President Clinton has proposed a $1,000 tax credit for families caring for elderly or disabled relatives and a $46 million dollar program to identify, investigate, and prosecute deadbeat parents.
The $1,000 tax credit is designed to help families who are struggling to pay for expensive services such as adult day care and respite care, and to help families cope with financial strains caused when one or more family members is forced to work fewer hours in order to accommodate care giving. Clinton’s proposal also would require the federal government to offer private, long-term care insurance to its employees and retirees, a program to educate Medicare beneficiaries about their need for long-term care coverage, and would allocate $625 in grants to agencies which provide support for care givers or refer individuals to help.

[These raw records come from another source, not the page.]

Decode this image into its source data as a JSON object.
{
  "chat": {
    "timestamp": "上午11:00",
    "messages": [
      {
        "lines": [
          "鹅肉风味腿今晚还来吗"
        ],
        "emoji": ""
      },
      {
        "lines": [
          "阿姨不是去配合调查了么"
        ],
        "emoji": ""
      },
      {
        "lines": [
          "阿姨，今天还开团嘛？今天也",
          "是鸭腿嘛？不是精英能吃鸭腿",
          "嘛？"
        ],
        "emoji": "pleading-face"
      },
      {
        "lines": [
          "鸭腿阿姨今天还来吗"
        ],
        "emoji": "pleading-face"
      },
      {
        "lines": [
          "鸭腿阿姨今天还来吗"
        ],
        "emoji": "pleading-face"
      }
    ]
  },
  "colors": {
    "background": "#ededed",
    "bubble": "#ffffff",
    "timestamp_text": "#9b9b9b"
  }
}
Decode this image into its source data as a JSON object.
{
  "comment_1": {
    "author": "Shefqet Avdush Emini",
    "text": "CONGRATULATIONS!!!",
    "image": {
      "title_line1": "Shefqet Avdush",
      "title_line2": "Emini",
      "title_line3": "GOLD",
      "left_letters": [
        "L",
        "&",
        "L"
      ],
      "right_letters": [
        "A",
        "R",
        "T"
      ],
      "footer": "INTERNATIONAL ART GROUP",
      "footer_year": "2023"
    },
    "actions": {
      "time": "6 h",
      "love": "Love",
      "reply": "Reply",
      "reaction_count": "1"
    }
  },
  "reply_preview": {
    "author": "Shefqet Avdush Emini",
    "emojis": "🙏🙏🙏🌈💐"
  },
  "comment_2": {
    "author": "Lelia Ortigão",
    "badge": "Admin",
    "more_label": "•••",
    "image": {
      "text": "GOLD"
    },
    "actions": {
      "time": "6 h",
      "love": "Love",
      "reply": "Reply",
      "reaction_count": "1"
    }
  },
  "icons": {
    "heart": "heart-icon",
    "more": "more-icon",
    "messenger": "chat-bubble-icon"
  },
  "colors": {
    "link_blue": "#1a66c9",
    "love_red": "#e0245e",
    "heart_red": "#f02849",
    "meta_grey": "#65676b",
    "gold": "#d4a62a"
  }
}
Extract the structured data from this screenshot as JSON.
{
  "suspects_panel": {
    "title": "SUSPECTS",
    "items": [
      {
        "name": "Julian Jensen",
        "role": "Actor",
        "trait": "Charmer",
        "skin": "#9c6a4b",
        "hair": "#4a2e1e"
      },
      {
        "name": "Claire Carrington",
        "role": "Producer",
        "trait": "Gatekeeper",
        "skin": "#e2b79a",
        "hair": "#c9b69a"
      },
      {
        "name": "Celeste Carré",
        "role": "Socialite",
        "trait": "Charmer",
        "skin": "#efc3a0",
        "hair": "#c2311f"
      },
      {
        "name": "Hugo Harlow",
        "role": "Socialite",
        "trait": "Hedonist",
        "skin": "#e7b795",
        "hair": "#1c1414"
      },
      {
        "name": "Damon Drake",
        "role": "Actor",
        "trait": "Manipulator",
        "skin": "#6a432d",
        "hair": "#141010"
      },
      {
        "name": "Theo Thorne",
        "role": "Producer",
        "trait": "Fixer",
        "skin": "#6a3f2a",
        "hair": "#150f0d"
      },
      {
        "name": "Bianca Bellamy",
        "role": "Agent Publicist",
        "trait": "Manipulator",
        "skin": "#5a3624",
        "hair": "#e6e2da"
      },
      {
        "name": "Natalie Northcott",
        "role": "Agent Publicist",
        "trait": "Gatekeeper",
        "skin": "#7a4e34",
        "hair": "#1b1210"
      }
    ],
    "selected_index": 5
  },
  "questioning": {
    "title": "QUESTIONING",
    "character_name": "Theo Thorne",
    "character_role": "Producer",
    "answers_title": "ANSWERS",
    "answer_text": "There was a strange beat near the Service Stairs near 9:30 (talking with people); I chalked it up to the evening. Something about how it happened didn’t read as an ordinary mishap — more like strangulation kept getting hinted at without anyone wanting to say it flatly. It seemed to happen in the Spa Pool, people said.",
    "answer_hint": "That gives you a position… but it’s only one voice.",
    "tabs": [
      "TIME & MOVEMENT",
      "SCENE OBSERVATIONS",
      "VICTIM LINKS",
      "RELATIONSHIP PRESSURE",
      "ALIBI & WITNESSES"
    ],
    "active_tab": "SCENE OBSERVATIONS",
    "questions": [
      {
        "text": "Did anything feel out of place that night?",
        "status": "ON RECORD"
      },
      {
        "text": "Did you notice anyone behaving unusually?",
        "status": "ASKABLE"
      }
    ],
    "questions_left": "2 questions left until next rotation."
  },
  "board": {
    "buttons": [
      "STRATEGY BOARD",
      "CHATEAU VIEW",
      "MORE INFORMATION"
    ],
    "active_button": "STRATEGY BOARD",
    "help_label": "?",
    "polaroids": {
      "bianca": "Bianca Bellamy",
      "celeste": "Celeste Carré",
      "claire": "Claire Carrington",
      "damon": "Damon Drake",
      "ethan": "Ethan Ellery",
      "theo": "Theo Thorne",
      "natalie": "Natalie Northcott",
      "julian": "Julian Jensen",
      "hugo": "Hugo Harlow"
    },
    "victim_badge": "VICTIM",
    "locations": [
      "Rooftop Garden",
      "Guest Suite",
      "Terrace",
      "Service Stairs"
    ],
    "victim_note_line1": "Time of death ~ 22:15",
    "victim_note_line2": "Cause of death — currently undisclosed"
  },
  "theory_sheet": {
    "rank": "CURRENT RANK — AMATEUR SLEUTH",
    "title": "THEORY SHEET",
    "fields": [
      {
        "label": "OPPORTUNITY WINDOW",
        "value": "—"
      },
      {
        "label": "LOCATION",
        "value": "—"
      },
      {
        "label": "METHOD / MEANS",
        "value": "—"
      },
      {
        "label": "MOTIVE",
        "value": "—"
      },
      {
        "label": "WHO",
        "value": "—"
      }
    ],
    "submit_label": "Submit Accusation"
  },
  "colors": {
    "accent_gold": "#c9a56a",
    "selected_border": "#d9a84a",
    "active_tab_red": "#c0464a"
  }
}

President Clinton also announced new crackdowns on deadbeat parents designed to further improve rates of child support collection, which have increased by 80% since President Clinton took office, from $8 billion in 1992 to $14.4 billion in 1998.
Under Clinton’s new proposal, the Department of Health and Human Services would establish five regional offices across the country to identify deadbeat parents and collect evidence to prosecute offenders at a cost of $12 over five years. State child support offices would be encouraged to refer their most egregious cases to these offices, which are designed on a highly successful model of law enforcement which boasted an eighteen-fold increase in federal convictions and collections in five states. Finally, the proposal also calls for the hiring of legal support personnel to aid in fact-finding, legal research, and preparation of court documents necessary for prosecution.